"Even if the cloud provider is negligent for a loss, the cloud provider may have limited liability to the insured, which could still have first-party losses and third-party damage," said AON's head of cyberrisk, Kevin Kalinich.

Therefore, the need for small businesses to have cybercoverage is greater than ever. Here are four compelling reasons why:

1. Your general policy won't cover an attack. Some companies are under the impression that their existing general business insurance policies provide sufficient coverage for cyberattacks. They don't. Trying to get coverage under these traditional lines of insurance is proving increasingly difficult, if not impossible.

2. The cost of an attack can be devastating. The average cost of an attack on a small company with less than 100 employees is a whopping $3.5 million, according to Ponemon Institute's 2014 data breach study.

80stees.com's experience demonstrates how quickly expenses can add up. Not only do forensic examiners need to be hired but also lawyers, security consultants and public relations firms.

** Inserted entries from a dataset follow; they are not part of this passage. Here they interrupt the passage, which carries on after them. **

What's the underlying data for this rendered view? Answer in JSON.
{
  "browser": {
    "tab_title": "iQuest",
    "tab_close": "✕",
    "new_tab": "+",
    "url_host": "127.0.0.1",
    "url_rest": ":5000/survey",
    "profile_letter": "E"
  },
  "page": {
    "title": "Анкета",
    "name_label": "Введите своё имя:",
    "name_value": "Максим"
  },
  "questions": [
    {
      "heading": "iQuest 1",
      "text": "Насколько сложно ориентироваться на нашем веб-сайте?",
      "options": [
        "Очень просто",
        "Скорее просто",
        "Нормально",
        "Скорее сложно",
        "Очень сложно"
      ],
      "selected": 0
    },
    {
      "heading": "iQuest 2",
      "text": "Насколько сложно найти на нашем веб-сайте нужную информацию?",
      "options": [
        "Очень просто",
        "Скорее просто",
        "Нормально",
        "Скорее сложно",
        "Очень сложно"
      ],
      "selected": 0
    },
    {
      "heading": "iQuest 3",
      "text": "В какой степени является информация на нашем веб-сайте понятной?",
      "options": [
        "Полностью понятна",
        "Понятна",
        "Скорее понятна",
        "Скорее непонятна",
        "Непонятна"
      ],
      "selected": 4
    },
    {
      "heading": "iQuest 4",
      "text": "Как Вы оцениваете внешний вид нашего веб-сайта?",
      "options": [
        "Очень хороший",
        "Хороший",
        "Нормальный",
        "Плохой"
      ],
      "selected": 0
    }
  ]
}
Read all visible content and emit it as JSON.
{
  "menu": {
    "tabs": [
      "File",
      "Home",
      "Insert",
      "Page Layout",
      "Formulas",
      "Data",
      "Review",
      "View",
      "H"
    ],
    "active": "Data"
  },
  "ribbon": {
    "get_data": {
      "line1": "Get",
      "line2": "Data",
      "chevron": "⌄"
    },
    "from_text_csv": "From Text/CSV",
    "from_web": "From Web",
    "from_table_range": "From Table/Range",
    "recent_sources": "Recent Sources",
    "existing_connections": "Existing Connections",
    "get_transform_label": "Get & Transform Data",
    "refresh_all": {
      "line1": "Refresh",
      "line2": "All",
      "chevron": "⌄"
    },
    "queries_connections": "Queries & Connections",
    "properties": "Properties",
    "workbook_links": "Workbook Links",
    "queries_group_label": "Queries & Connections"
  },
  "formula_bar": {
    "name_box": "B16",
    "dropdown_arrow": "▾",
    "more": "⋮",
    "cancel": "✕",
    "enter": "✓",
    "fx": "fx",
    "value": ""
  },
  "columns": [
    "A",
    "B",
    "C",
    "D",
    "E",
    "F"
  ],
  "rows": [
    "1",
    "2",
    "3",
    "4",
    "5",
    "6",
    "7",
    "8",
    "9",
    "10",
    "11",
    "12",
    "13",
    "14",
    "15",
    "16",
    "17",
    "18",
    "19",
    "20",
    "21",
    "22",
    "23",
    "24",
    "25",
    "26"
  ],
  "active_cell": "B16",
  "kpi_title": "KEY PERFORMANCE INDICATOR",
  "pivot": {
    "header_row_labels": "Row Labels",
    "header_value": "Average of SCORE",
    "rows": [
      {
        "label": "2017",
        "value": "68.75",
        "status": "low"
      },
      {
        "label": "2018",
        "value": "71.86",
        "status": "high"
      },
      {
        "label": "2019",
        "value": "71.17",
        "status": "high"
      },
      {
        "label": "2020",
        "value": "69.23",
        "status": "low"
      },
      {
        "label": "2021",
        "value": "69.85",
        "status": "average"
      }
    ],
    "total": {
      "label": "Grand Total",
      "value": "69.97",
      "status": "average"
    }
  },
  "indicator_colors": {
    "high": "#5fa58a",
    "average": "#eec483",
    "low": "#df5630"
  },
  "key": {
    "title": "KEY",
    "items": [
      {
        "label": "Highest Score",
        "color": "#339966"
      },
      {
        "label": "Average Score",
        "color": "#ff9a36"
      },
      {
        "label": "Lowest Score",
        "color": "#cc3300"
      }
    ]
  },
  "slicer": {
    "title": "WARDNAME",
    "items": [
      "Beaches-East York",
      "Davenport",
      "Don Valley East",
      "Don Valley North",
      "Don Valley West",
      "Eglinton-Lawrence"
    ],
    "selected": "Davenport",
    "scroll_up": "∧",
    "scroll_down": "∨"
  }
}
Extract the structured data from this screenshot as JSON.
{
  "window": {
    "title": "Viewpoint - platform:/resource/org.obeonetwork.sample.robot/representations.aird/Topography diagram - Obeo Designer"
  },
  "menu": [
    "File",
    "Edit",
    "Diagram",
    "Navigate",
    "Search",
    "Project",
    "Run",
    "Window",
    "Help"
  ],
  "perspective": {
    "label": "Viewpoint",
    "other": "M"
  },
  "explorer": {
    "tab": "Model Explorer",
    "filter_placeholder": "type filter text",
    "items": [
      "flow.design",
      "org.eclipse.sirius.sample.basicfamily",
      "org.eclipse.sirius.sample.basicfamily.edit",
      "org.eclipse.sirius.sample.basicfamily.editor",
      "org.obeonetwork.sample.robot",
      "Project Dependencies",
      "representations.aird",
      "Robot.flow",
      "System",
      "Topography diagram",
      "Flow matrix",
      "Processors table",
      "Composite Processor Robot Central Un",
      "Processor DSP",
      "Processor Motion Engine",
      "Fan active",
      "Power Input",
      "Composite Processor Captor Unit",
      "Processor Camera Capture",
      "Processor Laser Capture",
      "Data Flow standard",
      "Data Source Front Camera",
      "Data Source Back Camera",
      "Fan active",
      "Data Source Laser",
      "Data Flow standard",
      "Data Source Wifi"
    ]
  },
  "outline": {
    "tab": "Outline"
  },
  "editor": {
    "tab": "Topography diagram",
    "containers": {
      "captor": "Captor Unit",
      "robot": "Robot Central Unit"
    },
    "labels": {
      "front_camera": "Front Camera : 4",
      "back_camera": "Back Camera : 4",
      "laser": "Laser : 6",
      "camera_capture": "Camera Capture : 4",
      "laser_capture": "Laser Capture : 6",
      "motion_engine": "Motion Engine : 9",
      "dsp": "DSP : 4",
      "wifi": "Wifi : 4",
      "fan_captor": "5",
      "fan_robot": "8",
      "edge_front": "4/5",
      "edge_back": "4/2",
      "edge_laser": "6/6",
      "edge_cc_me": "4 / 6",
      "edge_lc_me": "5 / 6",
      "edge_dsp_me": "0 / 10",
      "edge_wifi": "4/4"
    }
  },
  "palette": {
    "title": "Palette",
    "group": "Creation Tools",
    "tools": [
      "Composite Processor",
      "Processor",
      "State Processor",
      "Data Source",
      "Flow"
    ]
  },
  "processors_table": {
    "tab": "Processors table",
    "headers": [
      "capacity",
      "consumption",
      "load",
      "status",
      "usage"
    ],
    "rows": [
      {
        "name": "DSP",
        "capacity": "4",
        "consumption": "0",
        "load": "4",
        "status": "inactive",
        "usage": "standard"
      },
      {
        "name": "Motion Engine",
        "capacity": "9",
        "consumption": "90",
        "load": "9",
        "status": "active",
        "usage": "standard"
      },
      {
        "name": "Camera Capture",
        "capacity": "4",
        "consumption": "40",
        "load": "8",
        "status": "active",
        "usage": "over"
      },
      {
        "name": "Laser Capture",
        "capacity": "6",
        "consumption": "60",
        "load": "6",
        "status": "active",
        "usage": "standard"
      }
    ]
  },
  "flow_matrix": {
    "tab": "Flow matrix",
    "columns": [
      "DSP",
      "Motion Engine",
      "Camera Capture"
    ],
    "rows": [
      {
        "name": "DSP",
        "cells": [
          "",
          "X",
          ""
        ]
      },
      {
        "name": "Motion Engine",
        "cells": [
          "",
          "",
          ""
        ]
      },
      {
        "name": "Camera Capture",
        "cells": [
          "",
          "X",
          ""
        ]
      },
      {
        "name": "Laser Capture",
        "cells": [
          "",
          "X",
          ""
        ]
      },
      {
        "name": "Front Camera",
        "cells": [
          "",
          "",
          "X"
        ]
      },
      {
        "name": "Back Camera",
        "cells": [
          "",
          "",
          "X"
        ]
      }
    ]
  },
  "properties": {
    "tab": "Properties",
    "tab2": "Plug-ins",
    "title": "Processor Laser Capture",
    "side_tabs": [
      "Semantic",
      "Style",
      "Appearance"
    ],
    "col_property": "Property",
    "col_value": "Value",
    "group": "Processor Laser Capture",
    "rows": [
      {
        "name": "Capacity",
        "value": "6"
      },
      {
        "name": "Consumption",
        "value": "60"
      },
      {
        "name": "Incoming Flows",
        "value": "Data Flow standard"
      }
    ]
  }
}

Let's not forget the credit monitoring that companies need to provide affected customers. "It's hard to figure out what happened, when it happened and how many records were compromised," said Timothy Francis, an expert on cyberinsurance and vice president of portfolio management at Travelers Bond & Financial Products.


3. You can be ensnared in a regulatory quagmire. Data breach coaches—specially trained law firms—help companies sort through the 47 separate state laws and federal statutes that could come into play if a network is compromised. Failure to follow these laws can result in fines.

Not only do notifications have to be provided and credit monitoring set up, forensic investigators will need to be hired to determine the cause of hacking in order to prevent it from happening again. In some cases, crisis communications consultants will be retained as well.

4. Business interruption can put you out of business. A hack attack can put a company's e-commerce operations in a tailspin, since it usually causes a hardware malfunction and the freezing of credit card processing. Online merchants who have been hit with breaches can also find themselves in hot water with credit card companies and face potential penalties.

Nicholas Economidis, a professional liability underwriter at Beazley Group who specializes in cyberrisk management, points out that they will accept forensic audits only from companies they approve of, and they won't reactivate a company's account until its cybersecurity is brought up to an acceptable level. Insurance firms provide legal assistance and may hire a second forensic firm to review the work of another expert if needed.

Just the risk-management team a smaller company needs in this digital age.

By Jonathan Berr, special to CNBC.com

Read more:https://www.cnbc.com/id/101971980#.